* TASK REQUIREMENTS *
The records below are to be repeated exactly, and their pictures left out.

⁂

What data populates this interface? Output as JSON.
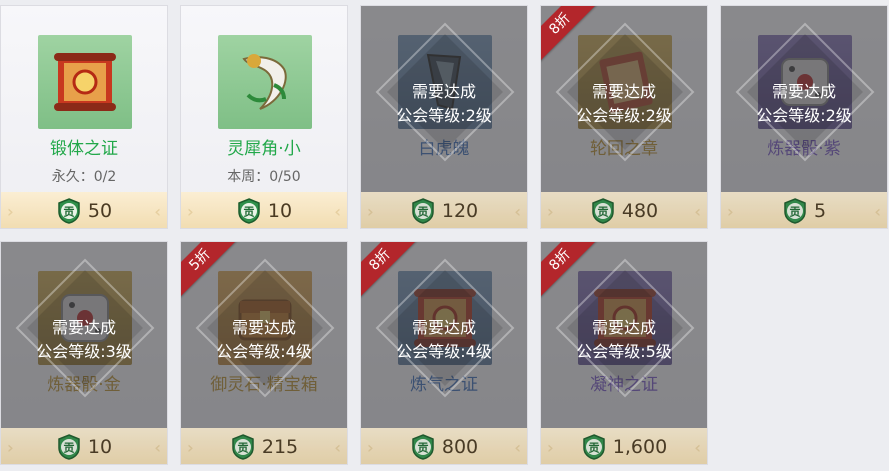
{
  "shop": {
    "items": [
      {
        "name": "锻体之证",
        "name_color": "green",
        "thumb": "green",
        "icon": "scroll-icon",
        "limit": "永久：0/2",
        "price": "50",
        "locked": false,
        "discount": ""
      },
      {
        "name": "灵犀角·小",
        "name_color": "green",
        "thumb": "green",
        "icon": "horn-icon",
        "limit": "本周：0/50",
        "price": "10",
        "locked": false,
        "discount": ""
      },
      {
        "name": "白虎魄",
        "name_color": "blue",
        "thumb": "blue",
        "icon": "claw-icon",
        "limit": "",
        "price": "120",
        "locked": true,
        "lock_line1": "需要达成",
        "lock_line2": "公会等级:2级",
        "discount": ""
      },
      {
        "name": "轮回之章",
        "name_color": "gold",
        "thumb": "gold",
        "icon": "page-icon",
        "limit": "",
        "price": "480",
        "locked": true,
        "lock_line1": "需要达成",
        "lock_line2": "公会等级:2级",
        "discount": "8折"
      },
      {
        "name": "炼器骰·紫",
        "name_color": "purple",
        "thumb": "purple",
        "icon": "dice-icon",
        "limit": "",
        "price": "5",
        "locked": true,
        "lock_line1": "需要达成",
        "lock_line2": "公会等级:2级",
        "discount": ""
      },
      {
        "name": "炼器骰·金",
        "name_color": "gold",
        "thumb": "gold",
        "icon": "dice-icon",
        "limit": "",
        "price": "10",
        "locked": true,
        "lock_line1": "需要达成",
        "lock_line2": "公会等级:3级",
        "discount": ""
      },
      {
        "name": "御灵石·精宝箱",
        "name_color": "gold",
        "thumb": "orange",
        "icon": "chest-icon",
        "limit": "",
        "price": "215",
        "locked": true,
        "lock_line1": "需要达成",
        "lock_line2": "公会等级:4级",
        "discount": "5折"
      },
      {
        "name": "炼气之证",
        "name_color": "blue",
        "thumb": "blue",
        "icon": "scroll-icon",
        "limit": "",
        "price": "800",
        "locked": true,
        "lock_line1": "需要达成",
        "lock_line2": "公会等级:4级",
        "discount": "8折"
      },
      {
        "name": "凝神之证",
        "name_color": "purple",
        "thumb": "purple",
        "icon": "scroll-icon",
        "limit": "",
        "price": "1,600",
        "locked": true,
        "lock_line1": "需要达成",
        "lock_line2": "公会等级:5级",
        "discount": "8折"
      }
    ],
    "currency_icon": "contribution-coin-icon",
    "currency_glyph": "贡"
  }
}
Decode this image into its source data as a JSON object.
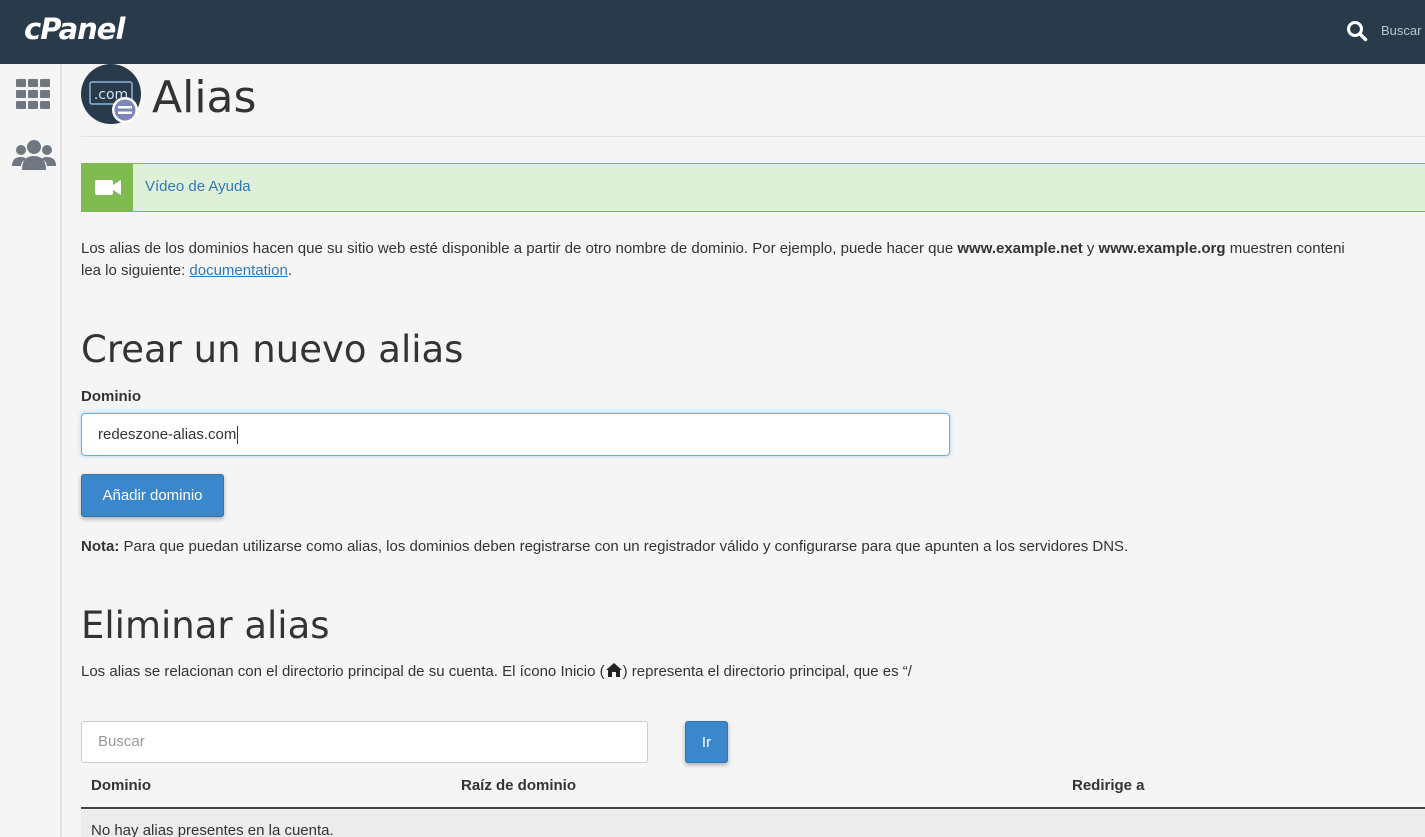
{
  "topbar": {
    "logo": "cPanel",
    "search_label": "Buscar",
    "search_icon": "search-icon"
  },
  "sidebar": {
    "icons": [
      "grid-icon",
      "users-icon"
    ]
  },
  "page": {
    "title": "Alias",
    "icon": "domain-alias-icon"
  },
  "help": {
    "icon": "video-camera-icon",
    "link_label": "Vídeo de Ayuda"
  },
  "description": {
    "text_1": "Los alias de los dominios hacen que su sitio web esté disponible a partir de otro nombre de dominio. Por ejemplo, puede hacer que ",
    "example_1": "www.example.net",
    "text_2": " y ",
    "example_2": "www.example.org",
    "text_3": " muestren conteni",
    "text_4": "lea lo siguiente: ",
    "doc_link": "documentation",
    "text_5": "."
  },
  "create": {
    "heading": "Crear un nuevo alias",
    "domain_label": "Dominio",
    "domain_value": "redeszone-alias.com",
    "add_button": "Añadir dominio",
    "note_label": "Nota:",
    "note_text": " Para que puedan utilizarse como alias, los dominios deben registrarse con un registrador válido y configurarse para que apunten a los servidores DNS."
  },
  "remove": {
    "heading": "Eliminar alias",
    "desc_1": "Los alias se relacionan con el directorio principal de su cuenta. El ícono Inicio (",
    "desc_2": ") representa el directorio principal, que es “/",
    "home_icon": "home-icon",
    "search_placeholder": "Buscar",
    "go_button": "Ir"
  },
  "table": {
    "columns": [
      "Dominio",
      "Raíz de dominio",
      "Redirige a"
    ],
    "empty_message": "No hay alias presentes en la cuenta."
  },
  "colors": {
    "topbar": "#293a4a",
    "primary": "#3a87cc",
    "help_bg": "#dff0d8",
    "help_accent": "#80bb52",
    "link": "#2f7ab8"
  }
}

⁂

* EXERCISE RESULT *
What data populates this interface? Output as JSON.
{
  "shop": {
    "items": [
      {
        "name": "锻体之证",
        "name_color": "green",
        "thumb": "green",
        "icon": "scroll-icon",
        "limit": "永久：0/2",
        "price": "50",
        "locked": false,
        "discount": ""
      },
      {
        "name": "灵犀角·小",
        "name_color": "green",
        "thumb": "green",
        "icon": "horn-icon",
        "limit": "本周：0/50",
        "price": "10",
        "locked": false,
        "discount": ""
      },
      {
        "name": "白虎魄",
        "name_color": "blue",
        "thumb": "blue",
        "icon": "claw-icon",
        "limit": "",
        "price": "120",
        "locked": true,
        "lock_line1": "需要达成",
        "lock_line2": "公会等级:2级",
        "discount": ""
      },
      {
        "name": "轮回之章",
        "name_color": "gold",
        "thumb": "gold",
        "icon": "page-icon",
        "limit": "",
        "price": "480",
        "locked": true,
        "lock_line1": "需要达成",
        "lock_line2": "公会等级:2级",
        "discount": "8折"
      },
      {
        "name": "炼器骰·紫",
        "name_color": "purple",
        "thumb": "purple",
        "icon": "dice-icon",
        "limit": "",
        "price": "5",
        "locked": true,
        "lock_line1": "需要达成",
        "lock_line2": "公会等级:2级",
        "discount": ""
      },
      {
        "name": "炼器骰·金",
        "name_color": "gold",
        "thumb": "gold",
        "icon": "dice-icon",
        "limit": "",
        "price": "10",
        "locked": true,
        "lock_line1": "需要达成",
        "lock_line2": "公会等级:3级",
        "discount": ""
      },
      {
        "name": "御灵石·精宝箱",
        "name_color": "gold",
        "thumb": "orange",
        "icon": "chest-icon",
        "limit": "",
        "price": "215",
        "locked": true,
        "lock_line1": "需要达成",
        "lock_line2": "公会等级:4级",
        "discount": "5折"
      },
      {
        "name": "炼气之证",
        "name_color": "blue",
        "thumb": "blue",
        "icon": "scroll-icon",
        "limit": "",
        "price": "800",
        "locked": true,
        "lock_line1": "需要达成",
        "lock_line2": "公会等级:4级",
        "discount": "8折"
      },
      {
        "name": "凝神之证",
        "name_color": "purple",
        "thumb": "purple",
        "icon": "scroll-icon",
        "limit": "",
        "price": "1,600",
        "locked": true,
        "lock_line1": "需要达成",
        "lock_line2": "公会等级:5级",
        "discount": "8折"
      }
    ],
    "currency_icon": "contribution-coin-icon",
    "currency_glyph": "贡"
  }
}
Decode this image into its source data as a JSON object.
{
  "topbar": {
    "logo": "cPanel",
    "search_label": "Buscar",
    "search_icon": "search-icon"
  },
  "sidebar": {
    "icons": [
      "grid-icon",
      "users-icon"
    ]
  },
  "page": {
    "title": "Alias",
    "icon": "domain-alias-icon"
  },
  "help": {
    "icon": "video-camera-icon",
    "link_label": "Vídeo de Ayuda"
  },
  "description": {
    "text_1": "Los alias de los dominios hacen que su sitio web esté disponible a partir de otro nombre de dominio. Por ejemplo, puede hacer que ",
    "example_1": "www.example.net",
    "text_2": " y ",
    "example_2": "www.example.org",
    "text_3": " muestren conteni",
    "text_4": "lea lo siguiente: ",
    "doc_link": "documentation",
    "text_5": "."
  },
  "create": {
    "heading": "Crear un nuevo alias",
    "domain_label": "Dominio",
    "domain_value": "redeszone-alias.com",
    "add_button": "Añadir dominio",
    "note_label": "Nota:",
    "note_text": " Para que puedan utilizarse como alias, los dominios deben registrarse con un registrador válido y configurarse para que apunten a los servidores DNS."
  },
  "remove": {
    "heading": "Eliminar alias",
    "desc_1": "Los alias se relacionan con el directorio principal de su cuenta. El ícono Inicio (",
    "desc_2": ") representa el directorio principal, que es “/",
    "home_icon": "home-icon",
    "search_placeholder": "Buscar",
    "go_button": "Ir"
  },
  "table": {
    "columns": [
      "Dominio",
      "Raíz de dominio",
      "Redirige a"
    ],
    "empty_message": "No hay alias presentes en la cuenta."
  },
  "colors": {
    "topbar": "#293a4a",
    "primary": "#3a87cc",
    "help_bg": "#dff0d8",
    "help_accent": "#80bb52",
    "link": "#2f7ab8"
  }
}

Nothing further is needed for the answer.